_Task details_
Pull each line containing "עמוד" from the data.

[Data listing — start]

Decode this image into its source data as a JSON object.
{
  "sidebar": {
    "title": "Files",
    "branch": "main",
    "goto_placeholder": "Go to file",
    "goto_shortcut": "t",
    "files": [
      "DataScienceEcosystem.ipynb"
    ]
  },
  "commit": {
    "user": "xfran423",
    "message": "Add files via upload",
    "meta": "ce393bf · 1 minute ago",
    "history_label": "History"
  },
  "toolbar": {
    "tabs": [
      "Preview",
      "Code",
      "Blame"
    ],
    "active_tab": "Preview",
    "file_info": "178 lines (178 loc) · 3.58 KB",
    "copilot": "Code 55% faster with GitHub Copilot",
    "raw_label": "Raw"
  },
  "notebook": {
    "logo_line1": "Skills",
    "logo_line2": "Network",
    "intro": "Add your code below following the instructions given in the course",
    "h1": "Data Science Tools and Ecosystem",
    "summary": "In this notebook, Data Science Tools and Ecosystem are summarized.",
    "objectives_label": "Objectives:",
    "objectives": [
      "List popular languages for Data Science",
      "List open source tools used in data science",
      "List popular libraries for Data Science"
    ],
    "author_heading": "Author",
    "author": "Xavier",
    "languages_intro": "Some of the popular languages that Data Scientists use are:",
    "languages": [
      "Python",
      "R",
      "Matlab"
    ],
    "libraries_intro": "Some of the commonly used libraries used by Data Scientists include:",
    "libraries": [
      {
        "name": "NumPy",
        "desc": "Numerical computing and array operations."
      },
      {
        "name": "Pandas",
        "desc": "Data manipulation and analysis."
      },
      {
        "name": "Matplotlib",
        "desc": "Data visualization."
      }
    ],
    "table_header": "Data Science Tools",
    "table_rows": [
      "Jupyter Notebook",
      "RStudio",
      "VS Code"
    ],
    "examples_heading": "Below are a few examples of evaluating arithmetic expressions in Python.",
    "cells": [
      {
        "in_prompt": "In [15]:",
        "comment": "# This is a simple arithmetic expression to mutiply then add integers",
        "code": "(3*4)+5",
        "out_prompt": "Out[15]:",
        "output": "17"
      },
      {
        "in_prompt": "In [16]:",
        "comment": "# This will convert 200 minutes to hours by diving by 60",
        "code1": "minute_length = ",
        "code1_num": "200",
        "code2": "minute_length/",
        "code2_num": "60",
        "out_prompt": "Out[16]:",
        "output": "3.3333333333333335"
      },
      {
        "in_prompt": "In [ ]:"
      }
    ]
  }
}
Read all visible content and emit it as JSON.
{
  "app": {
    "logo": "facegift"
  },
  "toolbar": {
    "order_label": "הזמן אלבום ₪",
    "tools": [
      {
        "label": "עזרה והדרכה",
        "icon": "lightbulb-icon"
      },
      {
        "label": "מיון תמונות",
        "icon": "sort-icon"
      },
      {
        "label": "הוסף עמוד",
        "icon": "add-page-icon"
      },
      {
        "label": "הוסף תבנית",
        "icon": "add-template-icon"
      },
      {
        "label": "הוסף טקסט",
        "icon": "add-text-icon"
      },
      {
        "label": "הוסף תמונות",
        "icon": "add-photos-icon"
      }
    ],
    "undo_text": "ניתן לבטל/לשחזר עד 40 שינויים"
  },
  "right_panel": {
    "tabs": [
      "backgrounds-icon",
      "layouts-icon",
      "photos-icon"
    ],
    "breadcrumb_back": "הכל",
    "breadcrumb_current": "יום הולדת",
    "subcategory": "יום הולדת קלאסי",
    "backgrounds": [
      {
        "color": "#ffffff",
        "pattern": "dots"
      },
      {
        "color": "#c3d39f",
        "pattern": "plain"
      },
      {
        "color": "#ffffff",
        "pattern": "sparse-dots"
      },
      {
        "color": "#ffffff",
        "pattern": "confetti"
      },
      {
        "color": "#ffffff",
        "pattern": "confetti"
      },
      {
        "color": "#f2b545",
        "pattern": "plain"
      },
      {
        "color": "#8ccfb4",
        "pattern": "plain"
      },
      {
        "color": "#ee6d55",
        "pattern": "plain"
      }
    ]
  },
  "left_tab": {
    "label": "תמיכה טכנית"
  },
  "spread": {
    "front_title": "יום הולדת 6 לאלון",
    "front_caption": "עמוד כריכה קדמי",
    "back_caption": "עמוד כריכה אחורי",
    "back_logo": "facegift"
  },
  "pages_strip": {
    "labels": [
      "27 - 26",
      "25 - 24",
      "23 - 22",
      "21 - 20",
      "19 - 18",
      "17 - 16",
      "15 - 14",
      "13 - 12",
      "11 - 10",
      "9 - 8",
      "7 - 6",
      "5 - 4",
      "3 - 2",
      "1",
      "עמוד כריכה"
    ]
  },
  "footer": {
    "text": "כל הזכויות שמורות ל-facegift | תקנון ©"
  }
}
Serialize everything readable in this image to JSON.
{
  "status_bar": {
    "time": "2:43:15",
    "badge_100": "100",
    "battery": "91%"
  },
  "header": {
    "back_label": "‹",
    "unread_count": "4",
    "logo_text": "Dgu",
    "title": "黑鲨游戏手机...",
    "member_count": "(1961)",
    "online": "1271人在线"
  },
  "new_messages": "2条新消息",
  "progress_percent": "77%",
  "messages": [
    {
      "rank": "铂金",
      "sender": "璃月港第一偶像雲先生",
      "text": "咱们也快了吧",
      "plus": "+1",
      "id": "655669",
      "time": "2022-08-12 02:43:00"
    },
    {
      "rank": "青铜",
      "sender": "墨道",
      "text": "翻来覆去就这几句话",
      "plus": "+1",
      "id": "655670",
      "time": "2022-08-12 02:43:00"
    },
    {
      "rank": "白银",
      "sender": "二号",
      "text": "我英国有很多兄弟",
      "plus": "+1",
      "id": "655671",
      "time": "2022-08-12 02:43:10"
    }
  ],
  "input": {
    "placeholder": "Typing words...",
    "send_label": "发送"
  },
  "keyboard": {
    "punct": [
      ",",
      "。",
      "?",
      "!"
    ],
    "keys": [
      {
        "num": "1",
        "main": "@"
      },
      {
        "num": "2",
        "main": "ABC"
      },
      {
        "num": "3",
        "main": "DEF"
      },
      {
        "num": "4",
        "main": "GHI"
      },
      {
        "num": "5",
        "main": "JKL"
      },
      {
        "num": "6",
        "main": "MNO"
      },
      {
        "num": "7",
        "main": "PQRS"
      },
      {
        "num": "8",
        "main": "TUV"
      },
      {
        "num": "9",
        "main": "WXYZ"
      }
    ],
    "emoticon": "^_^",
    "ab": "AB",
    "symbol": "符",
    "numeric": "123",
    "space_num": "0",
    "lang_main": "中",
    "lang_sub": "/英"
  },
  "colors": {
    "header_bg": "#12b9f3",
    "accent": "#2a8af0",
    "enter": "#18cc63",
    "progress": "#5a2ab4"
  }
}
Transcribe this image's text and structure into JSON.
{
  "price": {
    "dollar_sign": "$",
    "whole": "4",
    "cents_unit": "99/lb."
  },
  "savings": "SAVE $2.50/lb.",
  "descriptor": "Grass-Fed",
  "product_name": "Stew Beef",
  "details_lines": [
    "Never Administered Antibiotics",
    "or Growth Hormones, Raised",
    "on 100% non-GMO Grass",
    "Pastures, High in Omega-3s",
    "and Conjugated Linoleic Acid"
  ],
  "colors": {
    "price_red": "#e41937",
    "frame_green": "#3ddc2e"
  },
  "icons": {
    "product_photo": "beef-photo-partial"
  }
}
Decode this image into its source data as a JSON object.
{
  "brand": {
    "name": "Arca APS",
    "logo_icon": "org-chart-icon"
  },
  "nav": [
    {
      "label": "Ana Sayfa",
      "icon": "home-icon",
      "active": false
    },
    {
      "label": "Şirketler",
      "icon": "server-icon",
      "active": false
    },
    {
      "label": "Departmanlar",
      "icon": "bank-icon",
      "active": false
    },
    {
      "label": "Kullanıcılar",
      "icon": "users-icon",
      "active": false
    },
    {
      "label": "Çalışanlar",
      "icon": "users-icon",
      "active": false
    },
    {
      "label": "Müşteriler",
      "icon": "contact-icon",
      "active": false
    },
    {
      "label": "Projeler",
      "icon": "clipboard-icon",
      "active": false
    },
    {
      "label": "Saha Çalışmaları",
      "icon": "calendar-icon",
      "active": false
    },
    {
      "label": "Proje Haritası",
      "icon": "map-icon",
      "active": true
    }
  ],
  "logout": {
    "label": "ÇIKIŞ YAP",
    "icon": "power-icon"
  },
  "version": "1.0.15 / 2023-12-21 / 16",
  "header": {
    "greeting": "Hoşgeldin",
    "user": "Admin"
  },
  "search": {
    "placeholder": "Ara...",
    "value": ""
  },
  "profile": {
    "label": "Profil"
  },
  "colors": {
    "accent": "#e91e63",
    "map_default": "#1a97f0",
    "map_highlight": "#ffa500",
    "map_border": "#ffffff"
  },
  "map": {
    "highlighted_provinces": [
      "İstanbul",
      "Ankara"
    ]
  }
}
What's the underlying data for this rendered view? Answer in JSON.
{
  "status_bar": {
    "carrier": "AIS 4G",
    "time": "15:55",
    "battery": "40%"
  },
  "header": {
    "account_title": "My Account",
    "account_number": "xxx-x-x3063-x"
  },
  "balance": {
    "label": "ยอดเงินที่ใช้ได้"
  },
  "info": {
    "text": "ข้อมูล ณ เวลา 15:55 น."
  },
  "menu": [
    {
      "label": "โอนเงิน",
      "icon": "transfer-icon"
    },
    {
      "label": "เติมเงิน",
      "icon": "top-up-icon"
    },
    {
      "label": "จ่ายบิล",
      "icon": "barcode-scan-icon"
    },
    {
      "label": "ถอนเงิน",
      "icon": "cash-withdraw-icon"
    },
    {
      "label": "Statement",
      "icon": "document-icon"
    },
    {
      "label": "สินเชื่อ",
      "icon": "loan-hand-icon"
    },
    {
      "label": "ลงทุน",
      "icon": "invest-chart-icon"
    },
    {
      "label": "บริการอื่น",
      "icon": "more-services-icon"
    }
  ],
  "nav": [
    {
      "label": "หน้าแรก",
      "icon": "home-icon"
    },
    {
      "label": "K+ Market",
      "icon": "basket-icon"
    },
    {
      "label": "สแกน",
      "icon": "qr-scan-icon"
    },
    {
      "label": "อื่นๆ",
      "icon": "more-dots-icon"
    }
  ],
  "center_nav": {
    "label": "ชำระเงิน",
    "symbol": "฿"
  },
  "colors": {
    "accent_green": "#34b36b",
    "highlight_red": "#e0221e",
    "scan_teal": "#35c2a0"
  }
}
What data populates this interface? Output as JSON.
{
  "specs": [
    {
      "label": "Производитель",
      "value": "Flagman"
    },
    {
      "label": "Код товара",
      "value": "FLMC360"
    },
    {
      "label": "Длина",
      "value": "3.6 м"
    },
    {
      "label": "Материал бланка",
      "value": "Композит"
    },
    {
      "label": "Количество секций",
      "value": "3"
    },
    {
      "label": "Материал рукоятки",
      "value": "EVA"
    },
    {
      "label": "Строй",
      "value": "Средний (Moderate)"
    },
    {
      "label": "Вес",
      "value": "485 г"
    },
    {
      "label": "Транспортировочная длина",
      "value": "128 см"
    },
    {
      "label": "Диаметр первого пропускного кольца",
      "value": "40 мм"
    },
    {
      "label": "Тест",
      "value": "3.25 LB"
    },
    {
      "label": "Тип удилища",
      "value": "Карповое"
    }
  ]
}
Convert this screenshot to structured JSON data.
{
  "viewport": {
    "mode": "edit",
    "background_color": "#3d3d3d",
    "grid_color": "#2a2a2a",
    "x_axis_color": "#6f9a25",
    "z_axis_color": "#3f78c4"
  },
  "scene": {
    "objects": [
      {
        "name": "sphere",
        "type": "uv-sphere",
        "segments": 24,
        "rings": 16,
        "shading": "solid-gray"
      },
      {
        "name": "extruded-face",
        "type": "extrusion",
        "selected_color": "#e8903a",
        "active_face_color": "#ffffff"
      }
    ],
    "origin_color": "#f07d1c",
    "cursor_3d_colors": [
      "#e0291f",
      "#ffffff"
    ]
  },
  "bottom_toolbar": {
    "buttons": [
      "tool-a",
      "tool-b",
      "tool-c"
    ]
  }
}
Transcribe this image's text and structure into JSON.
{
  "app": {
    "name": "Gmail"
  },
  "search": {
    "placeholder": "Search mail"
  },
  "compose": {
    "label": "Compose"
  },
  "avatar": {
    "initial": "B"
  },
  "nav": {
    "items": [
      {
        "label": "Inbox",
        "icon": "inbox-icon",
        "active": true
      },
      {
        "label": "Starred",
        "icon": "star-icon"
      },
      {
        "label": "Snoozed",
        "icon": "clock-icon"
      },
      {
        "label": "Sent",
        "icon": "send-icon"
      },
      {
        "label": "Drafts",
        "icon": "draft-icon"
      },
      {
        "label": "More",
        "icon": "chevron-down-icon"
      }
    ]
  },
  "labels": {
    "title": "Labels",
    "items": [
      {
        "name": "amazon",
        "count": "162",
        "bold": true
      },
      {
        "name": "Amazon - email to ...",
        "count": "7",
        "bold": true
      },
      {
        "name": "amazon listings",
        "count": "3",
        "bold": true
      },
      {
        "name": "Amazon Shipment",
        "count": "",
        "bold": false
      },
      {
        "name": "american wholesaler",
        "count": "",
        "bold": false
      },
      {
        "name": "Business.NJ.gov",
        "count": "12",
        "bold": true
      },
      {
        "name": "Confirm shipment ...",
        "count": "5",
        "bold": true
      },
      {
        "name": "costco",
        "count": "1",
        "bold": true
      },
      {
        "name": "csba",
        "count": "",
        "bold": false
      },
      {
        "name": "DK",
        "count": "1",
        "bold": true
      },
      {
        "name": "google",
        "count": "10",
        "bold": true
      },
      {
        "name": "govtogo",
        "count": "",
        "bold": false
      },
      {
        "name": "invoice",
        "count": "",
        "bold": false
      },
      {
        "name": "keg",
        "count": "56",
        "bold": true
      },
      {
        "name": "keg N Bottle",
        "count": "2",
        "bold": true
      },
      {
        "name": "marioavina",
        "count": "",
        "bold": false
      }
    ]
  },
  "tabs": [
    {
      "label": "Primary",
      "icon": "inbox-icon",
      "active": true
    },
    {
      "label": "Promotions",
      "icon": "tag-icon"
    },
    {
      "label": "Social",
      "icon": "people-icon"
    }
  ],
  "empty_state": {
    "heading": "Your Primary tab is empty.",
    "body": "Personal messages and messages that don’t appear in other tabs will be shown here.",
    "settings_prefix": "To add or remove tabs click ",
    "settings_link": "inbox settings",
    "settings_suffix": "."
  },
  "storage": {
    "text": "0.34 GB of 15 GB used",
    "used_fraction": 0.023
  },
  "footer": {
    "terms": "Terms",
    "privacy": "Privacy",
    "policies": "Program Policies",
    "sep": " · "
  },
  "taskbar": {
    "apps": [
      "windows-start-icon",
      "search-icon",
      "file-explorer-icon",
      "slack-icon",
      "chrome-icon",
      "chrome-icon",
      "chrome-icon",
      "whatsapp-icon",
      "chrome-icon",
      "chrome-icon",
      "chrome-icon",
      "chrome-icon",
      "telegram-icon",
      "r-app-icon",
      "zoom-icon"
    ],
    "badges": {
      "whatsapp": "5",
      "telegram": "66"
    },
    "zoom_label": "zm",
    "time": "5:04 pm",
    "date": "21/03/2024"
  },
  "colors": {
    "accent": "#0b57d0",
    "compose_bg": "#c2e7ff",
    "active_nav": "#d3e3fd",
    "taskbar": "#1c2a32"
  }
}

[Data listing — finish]

_Exercise output_
        "label": "הוסף עמוד",
    "front_caption": "עמוד כריכה קדמי",
    "back_caption": "עמוד כריכה אחורי",
      "עמוד כריכה"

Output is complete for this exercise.